#### [Dataset records]
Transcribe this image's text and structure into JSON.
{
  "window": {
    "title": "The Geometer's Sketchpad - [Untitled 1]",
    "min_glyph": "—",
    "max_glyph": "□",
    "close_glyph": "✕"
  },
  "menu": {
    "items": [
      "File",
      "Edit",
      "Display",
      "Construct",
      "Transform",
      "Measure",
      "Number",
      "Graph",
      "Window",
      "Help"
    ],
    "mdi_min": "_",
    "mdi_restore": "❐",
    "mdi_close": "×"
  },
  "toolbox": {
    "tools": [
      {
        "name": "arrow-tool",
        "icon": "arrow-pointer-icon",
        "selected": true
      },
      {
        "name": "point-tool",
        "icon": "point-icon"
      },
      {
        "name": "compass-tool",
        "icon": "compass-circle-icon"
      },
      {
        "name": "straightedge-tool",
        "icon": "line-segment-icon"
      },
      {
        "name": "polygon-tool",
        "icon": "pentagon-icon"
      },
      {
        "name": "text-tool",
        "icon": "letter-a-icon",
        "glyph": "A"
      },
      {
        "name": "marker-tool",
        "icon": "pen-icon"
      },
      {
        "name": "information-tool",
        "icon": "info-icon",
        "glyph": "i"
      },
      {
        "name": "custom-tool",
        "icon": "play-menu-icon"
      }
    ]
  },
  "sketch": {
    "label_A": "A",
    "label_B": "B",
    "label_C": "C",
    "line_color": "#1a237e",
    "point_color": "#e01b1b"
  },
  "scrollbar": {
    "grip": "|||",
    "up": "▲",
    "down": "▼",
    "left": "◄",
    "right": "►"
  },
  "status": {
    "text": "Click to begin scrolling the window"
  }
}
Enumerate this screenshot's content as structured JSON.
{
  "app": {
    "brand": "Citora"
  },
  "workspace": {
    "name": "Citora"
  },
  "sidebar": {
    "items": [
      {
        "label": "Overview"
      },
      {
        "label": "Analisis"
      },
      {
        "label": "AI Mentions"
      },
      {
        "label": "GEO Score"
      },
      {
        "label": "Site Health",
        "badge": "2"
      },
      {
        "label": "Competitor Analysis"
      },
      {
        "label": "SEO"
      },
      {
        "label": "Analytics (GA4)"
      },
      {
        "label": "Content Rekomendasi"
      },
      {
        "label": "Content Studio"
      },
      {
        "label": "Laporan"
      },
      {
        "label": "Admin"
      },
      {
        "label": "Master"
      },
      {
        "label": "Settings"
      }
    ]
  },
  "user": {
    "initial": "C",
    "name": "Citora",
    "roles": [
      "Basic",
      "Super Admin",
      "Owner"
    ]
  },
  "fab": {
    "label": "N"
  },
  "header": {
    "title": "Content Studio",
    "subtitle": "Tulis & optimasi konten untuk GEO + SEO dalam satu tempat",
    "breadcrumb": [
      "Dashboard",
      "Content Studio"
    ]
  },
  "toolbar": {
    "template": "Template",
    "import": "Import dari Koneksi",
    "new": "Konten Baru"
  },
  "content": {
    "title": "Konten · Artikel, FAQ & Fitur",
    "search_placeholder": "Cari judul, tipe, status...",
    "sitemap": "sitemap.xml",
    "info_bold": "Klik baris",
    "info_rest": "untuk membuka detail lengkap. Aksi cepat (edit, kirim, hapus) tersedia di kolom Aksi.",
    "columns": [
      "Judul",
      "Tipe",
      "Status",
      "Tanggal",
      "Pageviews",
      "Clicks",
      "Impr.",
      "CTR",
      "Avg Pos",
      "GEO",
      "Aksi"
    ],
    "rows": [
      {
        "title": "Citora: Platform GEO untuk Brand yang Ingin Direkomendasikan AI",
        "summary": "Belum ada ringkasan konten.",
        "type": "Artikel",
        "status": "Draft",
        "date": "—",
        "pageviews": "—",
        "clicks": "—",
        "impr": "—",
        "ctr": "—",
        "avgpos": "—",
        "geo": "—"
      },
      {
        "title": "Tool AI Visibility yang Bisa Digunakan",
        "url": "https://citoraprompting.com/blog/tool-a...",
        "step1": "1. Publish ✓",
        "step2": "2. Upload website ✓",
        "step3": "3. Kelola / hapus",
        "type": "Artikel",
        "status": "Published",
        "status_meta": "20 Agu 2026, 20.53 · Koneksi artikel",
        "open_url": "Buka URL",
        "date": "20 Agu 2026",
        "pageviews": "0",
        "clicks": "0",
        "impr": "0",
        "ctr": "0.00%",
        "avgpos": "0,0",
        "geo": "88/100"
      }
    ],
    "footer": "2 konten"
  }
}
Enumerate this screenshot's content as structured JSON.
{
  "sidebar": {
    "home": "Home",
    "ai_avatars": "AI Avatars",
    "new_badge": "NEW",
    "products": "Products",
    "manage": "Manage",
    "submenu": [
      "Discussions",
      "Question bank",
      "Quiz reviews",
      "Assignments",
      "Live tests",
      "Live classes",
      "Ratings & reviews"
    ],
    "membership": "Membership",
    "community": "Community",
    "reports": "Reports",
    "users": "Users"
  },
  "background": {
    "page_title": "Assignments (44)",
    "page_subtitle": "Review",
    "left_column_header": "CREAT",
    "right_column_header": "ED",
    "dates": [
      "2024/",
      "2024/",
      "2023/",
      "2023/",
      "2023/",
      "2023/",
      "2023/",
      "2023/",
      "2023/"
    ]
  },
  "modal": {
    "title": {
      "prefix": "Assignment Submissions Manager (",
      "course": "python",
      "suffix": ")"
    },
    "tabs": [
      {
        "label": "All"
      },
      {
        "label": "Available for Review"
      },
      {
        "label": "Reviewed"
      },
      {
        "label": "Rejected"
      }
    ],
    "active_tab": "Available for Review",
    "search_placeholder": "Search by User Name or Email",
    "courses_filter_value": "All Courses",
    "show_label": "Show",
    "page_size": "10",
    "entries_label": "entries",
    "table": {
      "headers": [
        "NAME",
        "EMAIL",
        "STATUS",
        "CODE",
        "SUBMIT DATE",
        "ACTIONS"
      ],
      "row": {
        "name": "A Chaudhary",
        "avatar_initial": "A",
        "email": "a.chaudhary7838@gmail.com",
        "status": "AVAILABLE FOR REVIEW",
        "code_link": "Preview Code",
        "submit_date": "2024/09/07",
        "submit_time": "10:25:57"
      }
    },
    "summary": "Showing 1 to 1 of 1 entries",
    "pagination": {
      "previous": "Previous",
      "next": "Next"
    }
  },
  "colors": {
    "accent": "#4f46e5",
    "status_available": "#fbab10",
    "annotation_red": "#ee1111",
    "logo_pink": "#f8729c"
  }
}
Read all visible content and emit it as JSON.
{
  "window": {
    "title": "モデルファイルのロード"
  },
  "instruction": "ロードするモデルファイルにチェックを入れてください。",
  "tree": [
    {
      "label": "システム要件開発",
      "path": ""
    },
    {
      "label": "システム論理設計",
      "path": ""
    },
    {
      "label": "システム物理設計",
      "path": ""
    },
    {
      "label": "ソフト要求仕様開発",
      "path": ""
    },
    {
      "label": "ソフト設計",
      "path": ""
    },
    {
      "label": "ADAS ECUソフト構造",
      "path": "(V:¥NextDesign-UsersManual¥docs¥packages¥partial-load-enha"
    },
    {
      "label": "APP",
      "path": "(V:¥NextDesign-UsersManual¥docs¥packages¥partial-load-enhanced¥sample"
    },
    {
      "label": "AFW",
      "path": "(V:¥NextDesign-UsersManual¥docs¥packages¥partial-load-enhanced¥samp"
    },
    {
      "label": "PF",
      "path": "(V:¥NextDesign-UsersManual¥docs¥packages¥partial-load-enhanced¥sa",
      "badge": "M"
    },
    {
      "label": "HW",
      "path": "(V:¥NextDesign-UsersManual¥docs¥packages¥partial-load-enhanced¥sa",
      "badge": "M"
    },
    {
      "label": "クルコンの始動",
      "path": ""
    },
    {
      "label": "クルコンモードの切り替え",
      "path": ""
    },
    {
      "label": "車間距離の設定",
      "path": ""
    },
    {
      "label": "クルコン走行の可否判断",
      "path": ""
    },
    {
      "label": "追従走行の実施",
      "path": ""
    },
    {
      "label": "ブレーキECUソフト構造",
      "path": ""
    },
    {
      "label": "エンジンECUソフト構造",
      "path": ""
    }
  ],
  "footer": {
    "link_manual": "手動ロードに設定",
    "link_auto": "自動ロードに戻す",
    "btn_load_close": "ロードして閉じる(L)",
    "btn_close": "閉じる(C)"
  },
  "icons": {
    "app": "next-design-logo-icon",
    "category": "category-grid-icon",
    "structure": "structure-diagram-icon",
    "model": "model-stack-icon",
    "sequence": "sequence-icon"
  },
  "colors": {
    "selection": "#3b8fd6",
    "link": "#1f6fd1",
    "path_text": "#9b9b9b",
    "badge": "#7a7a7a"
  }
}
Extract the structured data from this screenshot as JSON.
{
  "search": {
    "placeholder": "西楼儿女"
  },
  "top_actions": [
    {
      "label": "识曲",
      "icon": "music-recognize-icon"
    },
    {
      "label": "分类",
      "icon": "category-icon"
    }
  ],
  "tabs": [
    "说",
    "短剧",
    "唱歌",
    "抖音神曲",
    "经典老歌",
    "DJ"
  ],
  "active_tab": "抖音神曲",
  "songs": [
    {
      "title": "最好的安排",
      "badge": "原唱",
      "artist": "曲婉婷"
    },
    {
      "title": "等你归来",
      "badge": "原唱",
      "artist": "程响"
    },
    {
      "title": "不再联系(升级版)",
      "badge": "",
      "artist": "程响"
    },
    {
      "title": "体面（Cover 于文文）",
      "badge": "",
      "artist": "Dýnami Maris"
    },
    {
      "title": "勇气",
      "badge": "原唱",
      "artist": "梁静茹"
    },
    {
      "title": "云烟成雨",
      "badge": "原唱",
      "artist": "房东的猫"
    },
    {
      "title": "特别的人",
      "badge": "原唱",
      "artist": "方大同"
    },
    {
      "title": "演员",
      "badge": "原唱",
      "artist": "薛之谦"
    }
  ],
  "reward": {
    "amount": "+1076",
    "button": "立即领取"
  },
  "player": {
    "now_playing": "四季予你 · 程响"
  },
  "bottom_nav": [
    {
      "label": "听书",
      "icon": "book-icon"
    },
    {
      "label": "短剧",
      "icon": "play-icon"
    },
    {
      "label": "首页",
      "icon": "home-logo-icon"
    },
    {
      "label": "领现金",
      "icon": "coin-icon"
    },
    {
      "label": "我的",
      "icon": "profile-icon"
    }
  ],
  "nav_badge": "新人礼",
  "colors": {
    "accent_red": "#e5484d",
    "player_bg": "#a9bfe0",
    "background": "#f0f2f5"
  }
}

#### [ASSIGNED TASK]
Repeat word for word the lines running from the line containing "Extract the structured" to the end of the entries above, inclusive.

#### [RESPONSE BELOW]
Extract the structured data from this screenshot as JSON.
{
  "search": {
    "placeholder": "西楼儿女"
  },
  "top_actions": [
    {
      "label": "识曲",
      "icon": "music-recognize-icon"
    },
    {
      "label": "分类",
      "icon": "category-icon"
    }
  ],
  "tabs": [
    "说",
    "短剧",
    "唱歌",
    "抖音神曲",
    "经典老歌",
    "DJ"
  ],
  "active_tab": "抖音神曲",
  "songs": [
    {
      "title": "最好的安排",
      "badge": "原唱",
      "artist": "曲婉婷"
    },
    {
      "title": "等你归来",
      "badge": "原唱",
      "artist": "程响"
    },
    {
      "title": "不再联系(升级版)",
      "badge": "",
      "artist": "程响"
    },
    {
      "title": "体面（Cover 于文文）",
      "badge": "",
      "artist": "Dýnami Maris"
    },
    {
      "title": "勇气",
      "badge": "原唱",
      "artist": "梁静茹"
    },
    {
      "title": "云烟成雨",
      "badge": "原唱",
      "artist": "房东的猫"
    },
    {
      "title": "特别的人",
      "badge": "原唱",
      "artist": "方大同"
    },
    {
      "title": "演员",
      "badge": "原唱",
      "artist": "薛之谦"
    }
  ],
  "reward": {
    "amount": "+1076",
    "button": "立即领取"
  },
  "player": {
    "now_playing": "四季予你 · 程响"
  },
  "bottom_nav": [
    {
      "label": "听书",
      "icon": "book-icon"
    },
    {
      "label": "短剧",
      "icon": "play-icon"
    },
    {
      "label": "首页",
      "icon": "home-logo-icon"
    },
    {
      "label": "领现金",
      "icon": "coin-icon"
    },
    {
      "label": "我的",
      "icon": "profile-icon"
    }
  ],
  "nav_badge": "新人礼",
  "colors": {
    "accent_red": "#e5484d",
    "player_bg": "#a9bfe0",
    "background": "#f0f2f5"
  }
}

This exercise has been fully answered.